He’s known as “the guy who broke that QB rushing record” to most, as he really hasn’t done much else outside of… the record shattering 217 yards he scrambled for in a season-defining win at Minnesota last fall. But he has potential, and now with C.J. Bacher’s departure, he has a chance to be the man and carry this team.

6. Iowa- Ricky Stanzi
Has high potential to rise above this spot; playing with the luxury of his stellar defense and the great blocking in front of him will help him get there.

7. Michigan State- Kirk Cousins/Keith Nichol
Cousins looked ok when he got some playing time in the Citrus Bowl last year (if the credit card company that bought the rights to that game wants publicity, they can give me a cut, until then it’s the Citrus Bowl to me!). Nichol is yet another qb transfer who bails on his program when he finds himself lower on the depth chart. But when you realize that he had to contend with Sam Bradford at Oklahoma, can you blame him? They’ll name their starter in a couple days.

8. Indiana- Ben Chappell
He’s got a good arm, but he’s no Antwaan Randle El. He’s not even in the same class as Kellen Lewis.

9. Purdue- Joey Elliot
He’s the like the Chester Frazier of Big Ten football- already focused on coaching once his college career ends. Last year, the Joe Tiller era ended. This year ends the era of Purdue QBs putting up good passing numbers and having draft potential.

10. Michigan ???
Familiar with the term “hot mess”? I don’t really know where to begin, expect by asking them to start over with whoever is the highest rated youngster at the position in their program.

11. Wisconsin ???
The Badgers deserve this spot simply because of what happened today with Bret Bielema’s “depth chart” release, an extreme let-down that said nothing.

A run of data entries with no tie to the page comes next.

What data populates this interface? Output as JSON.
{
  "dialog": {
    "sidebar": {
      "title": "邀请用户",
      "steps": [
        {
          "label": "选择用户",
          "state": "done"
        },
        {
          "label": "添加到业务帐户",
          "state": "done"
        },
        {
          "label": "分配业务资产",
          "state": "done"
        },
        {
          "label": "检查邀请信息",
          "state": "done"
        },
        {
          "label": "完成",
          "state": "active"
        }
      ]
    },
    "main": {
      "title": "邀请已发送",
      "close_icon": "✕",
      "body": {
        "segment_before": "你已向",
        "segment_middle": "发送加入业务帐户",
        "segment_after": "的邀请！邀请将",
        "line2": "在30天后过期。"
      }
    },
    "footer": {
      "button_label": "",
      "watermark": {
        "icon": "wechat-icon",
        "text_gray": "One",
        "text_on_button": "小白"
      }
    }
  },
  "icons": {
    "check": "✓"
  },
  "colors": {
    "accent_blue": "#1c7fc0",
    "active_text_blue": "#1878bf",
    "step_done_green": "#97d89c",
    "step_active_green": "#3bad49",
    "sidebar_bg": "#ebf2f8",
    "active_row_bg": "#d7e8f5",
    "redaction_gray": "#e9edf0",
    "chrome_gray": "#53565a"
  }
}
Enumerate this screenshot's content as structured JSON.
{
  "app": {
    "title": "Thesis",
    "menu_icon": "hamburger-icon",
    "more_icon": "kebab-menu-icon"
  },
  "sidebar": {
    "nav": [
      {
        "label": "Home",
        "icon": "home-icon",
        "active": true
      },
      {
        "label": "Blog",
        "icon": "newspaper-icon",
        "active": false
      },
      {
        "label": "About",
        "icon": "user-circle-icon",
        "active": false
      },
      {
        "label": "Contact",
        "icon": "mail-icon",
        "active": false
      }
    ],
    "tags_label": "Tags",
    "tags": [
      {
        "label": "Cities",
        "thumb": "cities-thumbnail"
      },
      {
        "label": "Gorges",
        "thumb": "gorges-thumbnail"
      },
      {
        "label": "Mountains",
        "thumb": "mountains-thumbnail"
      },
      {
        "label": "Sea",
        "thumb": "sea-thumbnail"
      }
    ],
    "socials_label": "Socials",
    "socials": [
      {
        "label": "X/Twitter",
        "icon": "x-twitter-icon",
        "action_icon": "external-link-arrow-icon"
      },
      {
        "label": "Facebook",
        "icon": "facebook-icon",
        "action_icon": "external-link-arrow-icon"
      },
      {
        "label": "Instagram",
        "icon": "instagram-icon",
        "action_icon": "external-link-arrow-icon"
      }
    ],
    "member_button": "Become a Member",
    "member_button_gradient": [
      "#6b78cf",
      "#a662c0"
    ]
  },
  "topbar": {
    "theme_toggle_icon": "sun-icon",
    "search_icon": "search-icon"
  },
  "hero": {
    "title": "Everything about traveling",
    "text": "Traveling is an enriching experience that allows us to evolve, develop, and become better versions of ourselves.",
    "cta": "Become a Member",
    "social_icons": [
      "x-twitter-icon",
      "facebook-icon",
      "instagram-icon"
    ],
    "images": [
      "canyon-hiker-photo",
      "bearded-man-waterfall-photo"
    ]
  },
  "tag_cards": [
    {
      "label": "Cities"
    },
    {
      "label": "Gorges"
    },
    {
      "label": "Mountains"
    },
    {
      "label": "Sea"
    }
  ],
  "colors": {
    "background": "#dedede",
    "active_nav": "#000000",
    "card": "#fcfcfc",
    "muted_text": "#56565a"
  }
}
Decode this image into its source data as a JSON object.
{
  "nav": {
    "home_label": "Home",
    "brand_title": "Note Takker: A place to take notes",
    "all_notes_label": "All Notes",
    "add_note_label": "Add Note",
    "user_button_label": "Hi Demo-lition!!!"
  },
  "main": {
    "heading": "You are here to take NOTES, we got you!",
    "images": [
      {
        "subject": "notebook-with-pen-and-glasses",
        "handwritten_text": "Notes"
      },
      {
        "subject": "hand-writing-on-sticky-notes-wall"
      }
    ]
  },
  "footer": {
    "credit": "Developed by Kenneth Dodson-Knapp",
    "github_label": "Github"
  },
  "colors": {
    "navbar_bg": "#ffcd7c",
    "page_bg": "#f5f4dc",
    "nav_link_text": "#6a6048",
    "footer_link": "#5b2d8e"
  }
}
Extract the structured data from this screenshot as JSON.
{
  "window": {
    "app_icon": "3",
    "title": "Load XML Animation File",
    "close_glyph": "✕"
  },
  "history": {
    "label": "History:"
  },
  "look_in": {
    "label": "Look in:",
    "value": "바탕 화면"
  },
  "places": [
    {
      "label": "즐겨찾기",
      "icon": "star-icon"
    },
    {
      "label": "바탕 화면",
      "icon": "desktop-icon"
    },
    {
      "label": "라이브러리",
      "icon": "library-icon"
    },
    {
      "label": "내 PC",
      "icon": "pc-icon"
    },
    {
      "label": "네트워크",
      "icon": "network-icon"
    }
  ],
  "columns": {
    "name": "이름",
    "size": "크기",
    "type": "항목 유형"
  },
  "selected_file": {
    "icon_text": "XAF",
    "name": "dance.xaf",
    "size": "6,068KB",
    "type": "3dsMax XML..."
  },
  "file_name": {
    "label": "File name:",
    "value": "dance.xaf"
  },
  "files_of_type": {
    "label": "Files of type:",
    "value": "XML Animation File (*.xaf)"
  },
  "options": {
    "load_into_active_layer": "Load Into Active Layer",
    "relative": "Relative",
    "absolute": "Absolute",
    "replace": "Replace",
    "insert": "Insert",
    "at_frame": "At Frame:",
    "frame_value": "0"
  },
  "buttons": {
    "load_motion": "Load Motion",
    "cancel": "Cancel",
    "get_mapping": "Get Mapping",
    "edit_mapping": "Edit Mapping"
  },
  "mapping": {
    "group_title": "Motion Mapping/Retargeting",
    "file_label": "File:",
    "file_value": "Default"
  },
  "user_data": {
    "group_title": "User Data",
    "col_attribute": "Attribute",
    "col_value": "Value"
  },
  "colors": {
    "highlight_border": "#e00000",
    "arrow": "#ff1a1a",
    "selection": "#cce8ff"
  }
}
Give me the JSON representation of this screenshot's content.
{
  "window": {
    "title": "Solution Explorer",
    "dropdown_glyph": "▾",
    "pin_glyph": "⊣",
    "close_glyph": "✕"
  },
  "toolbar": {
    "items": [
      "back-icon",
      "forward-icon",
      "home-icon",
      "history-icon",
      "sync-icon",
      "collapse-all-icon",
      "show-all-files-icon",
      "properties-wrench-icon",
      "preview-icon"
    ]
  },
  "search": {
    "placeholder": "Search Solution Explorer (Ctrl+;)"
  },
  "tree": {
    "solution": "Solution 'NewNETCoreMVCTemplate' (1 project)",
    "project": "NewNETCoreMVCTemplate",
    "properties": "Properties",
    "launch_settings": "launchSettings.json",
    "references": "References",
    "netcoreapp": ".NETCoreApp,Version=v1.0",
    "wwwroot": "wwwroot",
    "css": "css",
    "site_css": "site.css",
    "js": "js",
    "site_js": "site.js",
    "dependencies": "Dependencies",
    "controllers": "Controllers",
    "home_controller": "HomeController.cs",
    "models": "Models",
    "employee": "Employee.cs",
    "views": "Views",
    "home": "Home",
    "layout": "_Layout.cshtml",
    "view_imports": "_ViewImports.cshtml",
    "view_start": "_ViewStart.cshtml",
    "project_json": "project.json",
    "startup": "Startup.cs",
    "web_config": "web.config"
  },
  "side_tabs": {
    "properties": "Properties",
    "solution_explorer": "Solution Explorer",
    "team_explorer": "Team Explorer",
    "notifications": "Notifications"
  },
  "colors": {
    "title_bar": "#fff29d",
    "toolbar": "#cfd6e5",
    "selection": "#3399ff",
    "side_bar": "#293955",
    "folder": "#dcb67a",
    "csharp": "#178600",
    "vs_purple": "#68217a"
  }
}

Junior Scott Tolzien and redshirt freshman Curt Phillips were listed as co-starters ahead of senior Dustin Sherer, who started the final seven games in 2008. They won’t bother telling us who’s winning the position battle. But we can figure out that Sherer is JUST AWFUL.